After the brutal first 24 hours, in which many boats reported winds of more than 35 knots, last night saw a complete contrast, with the fleet becalmed for hours. The front runners had favourable tide that whisked them clear of Lizard Point, but the slower boats in class 3 were not so fortunate.
Charles Emmett (Sigma 36, British Beagle) reported: “Yesterday proved to be a very bad day for me, after a really good first night. Becalmed in the afternoon, losing substantial ground to the fleet leaders and I just missed the tidal gate at the Lizard. With winds dying to nothing, I went backwards for four hours, only finally getting enough wind to move again at 0500 this morning.”
Not long afterwards, Jeremy Waitt (JPK10.10, Jangada) and Deb Fish (Sunfast 3200, Exocet) crossed only a couple of lengths apart off the Scilly Islands. “Just rounded the Lands End TSS, busy cooking a bacon sandwich, whilst hoisting the code 0 and having to duck Jangada. This is proving to be a very long match race,” Fish reported.

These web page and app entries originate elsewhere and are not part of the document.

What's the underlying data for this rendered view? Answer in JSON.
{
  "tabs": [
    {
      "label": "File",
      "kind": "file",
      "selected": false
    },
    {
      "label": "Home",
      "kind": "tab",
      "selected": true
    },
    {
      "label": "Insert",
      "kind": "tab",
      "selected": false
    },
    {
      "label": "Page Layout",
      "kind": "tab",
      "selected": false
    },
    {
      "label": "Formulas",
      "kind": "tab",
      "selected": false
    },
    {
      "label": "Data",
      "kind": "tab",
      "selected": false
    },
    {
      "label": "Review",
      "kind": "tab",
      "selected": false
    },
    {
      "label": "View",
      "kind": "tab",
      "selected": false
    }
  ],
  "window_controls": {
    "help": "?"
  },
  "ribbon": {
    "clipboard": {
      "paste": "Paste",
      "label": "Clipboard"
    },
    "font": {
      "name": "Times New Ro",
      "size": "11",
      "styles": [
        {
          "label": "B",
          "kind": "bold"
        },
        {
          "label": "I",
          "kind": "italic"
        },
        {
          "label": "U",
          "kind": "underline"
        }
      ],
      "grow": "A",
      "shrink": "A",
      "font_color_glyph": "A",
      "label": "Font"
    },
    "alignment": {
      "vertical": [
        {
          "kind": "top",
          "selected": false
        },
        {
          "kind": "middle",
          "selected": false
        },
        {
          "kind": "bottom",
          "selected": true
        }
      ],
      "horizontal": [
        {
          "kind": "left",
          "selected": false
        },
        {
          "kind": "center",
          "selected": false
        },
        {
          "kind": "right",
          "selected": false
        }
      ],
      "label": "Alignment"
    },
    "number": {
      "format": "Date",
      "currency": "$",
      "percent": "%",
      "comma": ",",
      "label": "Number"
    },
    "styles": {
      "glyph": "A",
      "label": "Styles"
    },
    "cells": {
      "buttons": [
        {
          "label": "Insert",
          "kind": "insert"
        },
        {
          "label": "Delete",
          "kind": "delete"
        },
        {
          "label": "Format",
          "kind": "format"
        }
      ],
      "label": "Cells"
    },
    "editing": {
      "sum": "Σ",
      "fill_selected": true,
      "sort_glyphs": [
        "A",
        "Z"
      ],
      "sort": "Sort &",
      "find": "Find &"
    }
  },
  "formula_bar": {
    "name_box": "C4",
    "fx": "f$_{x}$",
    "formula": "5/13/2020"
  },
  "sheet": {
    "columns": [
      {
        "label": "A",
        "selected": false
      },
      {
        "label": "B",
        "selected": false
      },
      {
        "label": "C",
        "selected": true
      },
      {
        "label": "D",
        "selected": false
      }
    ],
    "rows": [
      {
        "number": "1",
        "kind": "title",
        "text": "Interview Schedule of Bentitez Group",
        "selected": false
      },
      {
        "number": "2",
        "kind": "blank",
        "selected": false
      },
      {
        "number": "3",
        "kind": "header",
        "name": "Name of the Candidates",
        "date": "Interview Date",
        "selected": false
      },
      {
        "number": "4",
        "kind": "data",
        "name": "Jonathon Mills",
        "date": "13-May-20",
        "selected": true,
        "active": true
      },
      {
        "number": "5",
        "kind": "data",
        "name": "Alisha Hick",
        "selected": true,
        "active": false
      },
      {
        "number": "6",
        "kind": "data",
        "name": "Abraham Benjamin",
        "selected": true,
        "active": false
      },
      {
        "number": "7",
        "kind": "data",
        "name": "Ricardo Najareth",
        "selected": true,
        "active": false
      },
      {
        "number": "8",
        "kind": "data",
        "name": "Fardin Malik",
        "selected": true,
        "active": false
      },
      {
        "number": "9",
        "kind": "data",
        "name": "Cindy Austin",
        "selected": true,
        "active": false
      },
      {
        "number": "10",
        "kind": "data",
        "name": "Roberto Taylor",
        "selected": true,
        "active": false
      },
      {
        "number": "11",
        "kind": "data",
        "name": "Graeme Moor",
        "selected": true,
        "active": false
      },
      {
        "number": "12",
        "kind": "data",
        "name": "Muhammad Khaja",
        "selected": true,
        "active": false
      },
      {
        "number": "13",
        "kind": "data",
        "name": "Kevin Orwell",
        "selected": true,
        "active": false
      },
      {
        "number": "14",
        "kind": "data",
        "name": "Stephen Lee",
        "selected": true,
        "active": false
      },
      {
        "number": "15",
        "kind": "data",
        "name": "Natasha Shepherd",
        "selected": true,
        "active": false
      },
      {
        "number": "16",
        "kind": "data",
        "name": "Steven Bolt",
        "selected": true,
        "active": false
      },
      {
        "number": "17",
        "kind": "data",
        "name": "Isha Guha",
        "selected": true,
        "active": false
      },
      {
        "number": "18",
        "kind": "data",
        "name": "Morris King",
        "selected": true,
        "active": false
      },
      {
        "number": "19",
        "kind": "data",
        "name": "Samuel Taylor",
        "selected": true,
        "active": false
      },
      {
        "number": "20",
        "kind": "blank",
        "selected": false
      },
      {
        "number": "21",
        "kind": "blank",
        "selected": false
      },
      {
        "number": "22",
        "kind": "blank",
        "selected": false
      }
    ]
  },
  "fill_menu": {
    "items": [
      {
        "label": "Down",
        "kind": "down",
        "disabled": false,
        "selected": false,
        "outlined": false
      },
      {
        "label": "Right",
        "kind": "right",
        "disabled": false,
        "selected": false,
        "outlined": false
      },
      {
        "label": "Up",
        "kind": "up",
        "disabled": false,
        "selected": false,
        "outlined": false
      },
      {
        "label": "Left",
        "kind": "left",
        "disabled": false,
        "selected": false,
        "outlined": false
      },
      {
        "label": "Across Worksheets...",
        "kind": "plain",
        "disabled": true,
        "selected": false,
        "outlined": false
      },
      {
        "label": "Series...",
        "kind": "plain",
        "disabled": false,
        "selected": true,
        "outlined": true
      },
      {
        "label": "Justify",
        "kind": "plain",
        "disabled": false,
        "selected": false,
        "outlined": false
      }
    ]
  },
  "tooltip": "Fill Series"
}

After a punishing 48 hours, there are now 23 boats left in the race, with most retirements caused by pilot or battery/charging problems. Neil Payter on the Yamaha 33 Solent One reports that he knocked a tooth out in the big waves of the first day and is on a liquid [soup!] diet. He is currently still around 20 miles to the east of the Lizard peninsula, but is determined to finish no matter what.
The wind is forecast to build this evening to around 20 knots. As it does so it will back into the north-west, turning the rest of the leg to across the Celtic Sea into a full beat. It will back further to the north-northwest tomorrow morning, reducing to 10-12 knots.